*PROBLEM STATEMENT*
What lines below mention the word "amount"? Copy each one.

*RECORDED DATA*

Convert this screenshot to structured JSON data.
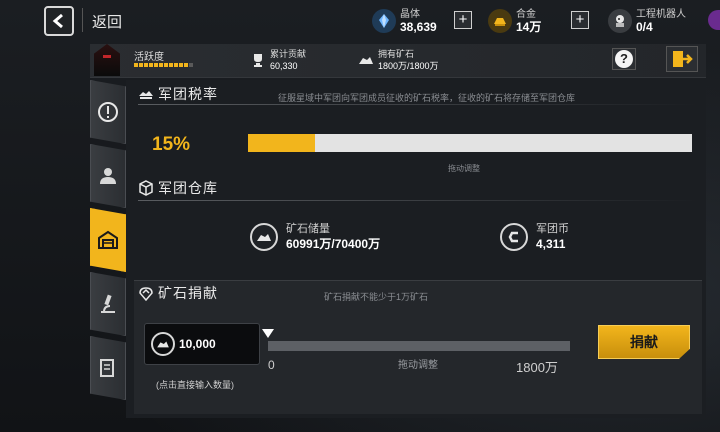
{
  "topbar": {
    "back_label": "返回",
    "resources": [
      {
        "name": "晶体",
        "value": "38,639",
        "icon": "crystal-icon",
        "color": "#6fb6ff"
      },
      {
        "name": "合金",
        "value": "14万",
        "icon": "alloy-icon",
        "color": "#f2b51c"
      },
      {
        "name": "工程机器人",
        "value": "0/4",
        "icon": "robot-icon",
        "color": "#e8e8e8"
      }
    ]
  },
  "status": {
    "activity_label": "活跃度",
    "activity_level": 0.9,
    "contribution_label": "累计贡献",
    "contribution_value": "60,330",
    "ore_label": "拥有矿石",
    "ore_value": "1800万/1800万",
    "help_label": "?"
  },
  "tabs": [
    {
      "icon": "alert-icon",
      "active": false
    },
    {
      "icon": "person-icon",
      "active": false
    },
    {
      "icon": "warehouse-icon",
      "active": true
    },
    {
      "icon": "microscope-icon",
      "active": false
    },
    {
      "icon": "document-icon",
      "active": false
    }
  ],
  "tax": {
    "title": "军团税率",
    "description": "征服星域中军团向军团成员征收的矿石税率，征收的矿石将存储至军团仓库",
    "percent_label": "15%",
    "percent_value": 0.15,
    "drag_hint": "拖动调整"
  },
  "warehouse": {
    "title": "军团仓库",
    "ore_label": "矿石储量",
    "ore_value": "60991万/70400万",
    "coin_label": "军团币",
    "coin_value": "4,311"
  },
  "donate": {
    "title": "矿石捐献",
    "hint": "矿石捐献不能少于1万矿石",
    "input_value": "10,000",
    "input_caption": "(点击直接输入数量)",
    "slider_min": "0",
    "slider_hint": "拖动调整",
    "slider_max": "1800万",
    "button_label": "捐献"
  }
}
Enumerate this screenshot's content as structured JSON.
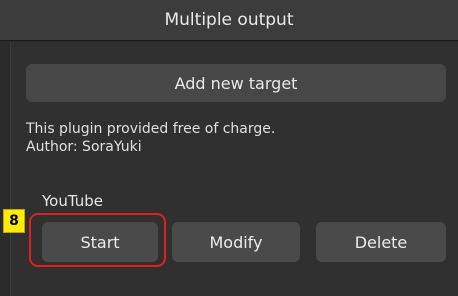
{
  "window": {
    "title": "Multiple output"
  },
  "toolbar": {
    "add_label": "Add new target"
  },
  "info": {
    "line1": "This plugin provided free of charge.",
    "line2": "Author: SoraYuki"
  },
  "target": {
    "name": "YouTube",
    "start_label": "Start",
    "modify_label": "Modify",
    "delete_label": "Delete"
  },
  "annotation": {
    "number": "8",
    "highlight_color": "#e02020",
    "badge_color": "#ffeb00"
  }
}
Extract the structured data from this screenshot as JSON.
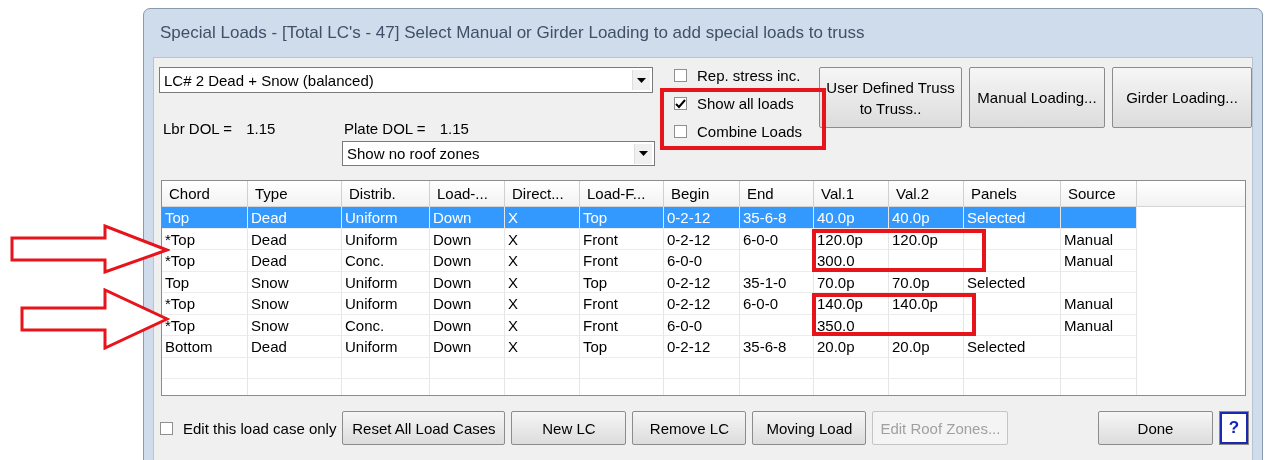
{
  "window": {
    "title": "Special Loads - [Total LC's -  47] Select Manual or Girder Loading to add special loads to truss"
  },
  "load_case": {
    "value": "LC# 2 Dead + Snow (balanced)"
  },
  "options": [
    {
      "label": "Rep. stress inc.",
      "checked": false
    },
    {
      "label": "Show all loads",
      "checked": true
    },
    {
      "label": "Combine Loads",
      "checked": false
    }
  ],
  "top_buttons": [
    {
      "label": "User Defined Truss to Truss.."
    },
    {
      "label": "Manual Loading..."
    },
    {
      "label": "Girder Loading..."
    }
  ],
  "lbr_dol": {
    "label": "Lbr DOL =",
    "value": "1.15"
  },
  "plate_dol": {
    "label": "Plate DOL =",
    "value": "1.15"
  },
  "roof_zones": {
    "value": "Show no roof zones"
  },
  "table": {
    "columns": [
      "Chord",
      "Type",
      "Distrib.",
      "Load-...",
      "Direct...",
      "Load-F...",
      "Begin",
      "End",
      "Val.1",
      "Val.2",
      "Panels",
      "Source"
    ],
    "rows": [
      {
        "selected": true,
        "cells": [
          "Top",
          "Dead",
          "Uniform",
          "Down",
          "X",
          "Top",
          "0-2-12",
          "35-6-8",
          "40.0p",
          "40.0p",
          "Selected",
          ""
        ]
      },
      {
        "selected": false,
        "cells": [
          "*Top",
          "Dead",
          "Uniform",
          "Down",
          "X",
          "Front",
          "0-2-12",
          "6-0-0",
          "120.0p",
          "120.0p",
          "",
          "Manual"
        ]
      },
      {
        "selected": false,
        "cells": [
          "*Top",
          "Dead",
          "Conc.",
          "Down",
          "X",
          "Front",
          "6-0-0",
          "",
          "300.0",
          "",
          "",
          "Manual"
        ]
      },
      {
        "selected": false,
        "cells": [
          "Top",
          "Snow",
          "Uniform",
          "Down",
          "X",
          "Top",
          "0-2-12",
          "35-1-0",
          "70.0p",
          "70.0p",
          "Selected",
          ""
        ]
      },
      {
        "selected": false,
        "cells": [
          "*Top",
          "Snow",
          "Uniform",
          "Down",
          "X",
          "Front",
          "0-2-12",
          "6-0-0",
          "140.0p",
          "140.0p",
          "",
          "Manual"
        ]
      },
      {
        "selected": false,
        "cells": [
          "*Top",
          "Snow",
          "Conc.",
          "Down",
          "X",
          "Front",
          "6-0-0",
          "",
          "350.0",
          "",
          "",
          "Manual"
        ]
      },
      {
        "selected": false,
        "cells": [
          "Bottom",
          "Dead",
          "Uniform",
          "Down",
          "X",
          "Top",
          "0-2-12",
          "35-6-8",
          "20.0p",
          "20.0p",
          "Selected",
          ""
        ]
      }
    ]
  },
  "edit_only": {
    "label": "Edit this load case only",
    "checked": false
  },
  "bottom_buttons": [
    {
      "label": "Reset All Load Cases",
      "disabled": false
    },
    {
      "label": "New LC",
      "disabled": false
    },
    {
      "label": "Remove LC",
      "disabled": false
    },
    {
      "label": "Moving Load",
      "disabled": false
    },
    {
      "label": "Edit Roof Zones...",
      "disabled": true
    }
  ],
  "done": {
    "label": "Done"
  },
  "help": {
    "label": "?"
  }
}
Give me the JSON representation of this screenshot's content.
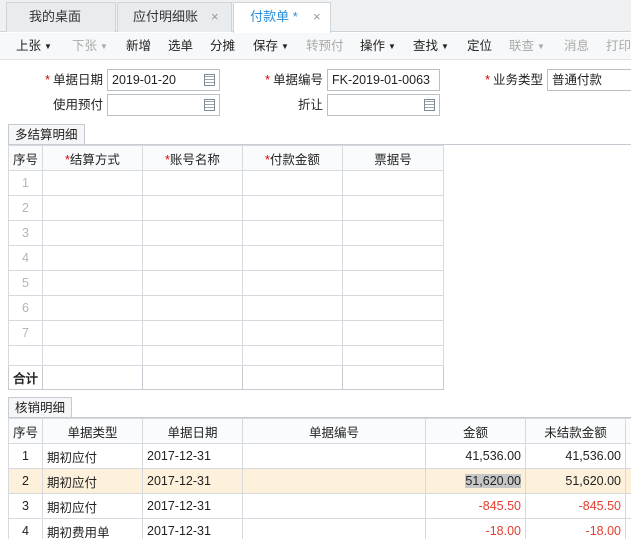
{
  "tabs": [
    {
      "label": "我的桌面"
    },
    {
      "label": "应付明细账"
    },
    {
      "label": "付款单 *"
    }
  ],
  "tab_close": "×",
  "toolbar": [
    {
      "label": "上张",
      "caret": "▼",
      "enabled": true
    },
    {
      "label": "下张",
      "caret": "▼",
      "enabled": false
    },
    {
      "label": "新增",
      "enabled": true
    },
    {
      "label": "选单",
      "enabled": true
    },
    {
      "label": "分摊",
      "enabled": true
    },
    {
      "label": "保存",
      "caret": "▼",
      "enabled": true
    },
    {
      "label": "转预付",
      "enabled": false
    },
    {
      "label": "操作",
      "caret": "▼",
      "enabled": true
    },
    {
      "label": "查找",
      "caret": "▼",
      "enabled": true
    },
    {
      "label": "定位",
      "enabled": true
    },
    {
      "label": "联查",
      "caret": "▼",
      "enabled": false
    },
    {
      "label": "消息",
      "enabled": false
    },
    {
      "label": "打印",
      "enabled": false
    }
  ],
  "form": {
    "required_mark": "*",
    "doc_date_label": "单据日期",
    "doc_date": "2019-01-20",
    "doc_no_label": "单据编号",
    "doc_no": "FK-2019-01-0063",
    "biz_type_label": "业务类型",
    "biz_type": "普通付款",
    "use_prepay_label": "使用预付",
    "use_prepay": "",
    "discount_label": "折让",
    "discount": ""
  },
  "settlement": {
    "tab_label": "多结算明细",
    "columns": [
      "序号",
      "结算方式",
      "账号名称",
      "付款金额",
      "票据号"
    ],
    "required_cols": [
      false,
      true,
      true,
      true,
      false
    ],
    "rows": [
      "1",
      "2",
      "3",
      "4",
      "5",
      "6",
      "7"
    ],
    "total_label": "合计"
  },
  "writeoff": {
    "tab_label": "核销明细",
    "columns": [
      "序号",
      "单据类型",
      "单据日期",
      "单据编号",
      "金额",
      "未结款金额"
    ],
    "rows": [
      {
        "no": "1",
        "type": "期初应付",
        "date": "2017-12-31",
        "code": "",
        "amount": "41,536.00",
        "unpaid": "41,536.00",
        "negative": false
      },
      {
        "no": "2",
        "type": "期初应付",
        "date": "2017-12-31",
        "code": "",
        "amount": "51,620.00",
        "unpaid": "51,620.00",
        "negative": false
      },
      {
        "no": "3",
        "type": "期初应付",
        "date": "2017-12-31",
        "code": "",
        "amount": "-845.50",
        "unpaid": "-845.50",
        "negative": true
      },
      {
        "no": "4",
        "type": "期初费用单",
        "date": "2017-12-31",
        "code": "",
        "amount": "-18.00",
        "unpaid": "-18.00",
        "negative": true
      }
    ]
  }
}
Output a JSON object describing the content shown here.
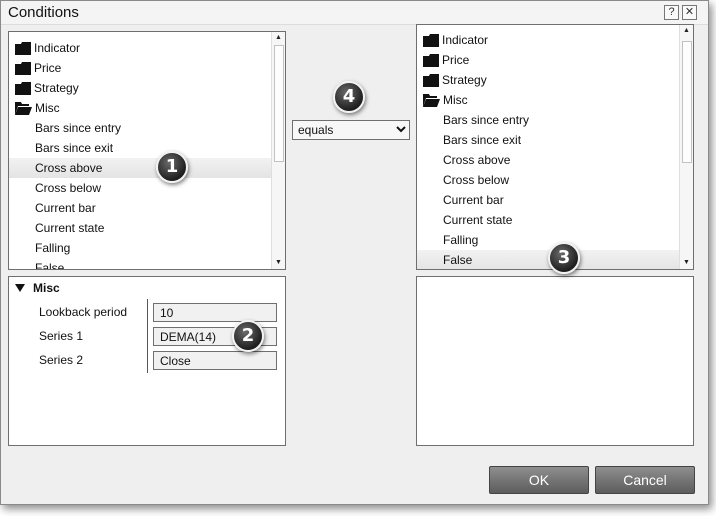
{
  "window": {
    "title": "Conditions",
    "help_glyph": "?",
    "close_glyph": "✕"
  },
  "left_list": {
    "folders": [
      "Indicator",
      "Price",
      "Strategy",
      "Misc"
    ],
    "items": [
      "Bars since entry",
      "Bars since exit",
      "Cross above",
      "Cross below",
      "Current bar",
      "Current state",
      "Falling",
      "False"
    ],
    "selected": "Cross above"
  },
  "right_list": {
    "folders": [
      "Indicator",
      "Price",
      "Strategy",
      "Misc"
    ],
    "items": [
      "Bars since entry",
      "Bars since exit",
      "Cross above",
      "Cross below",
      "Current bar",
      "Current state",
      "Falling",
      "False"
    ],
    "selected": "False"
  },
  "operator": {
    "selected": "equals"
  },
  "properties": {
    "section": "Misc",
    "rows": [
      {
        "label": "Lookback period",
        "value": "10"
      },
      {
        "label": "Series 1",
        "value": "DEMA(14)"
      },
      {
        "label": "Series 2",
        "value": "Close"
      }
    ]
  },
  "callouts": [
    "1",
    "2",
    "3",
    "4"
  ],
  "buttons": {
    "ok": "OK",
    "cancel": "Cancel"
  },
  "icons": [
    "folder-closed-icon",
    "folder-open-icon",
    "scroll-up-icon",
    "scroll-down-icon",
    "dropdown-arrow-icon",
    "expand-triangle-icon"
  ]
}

*FINAL ANSWER*
        "amount": "41,536.00",
        "amount": "51,620.00",
        "amount": "-845.50",
        "amount": "-18.00",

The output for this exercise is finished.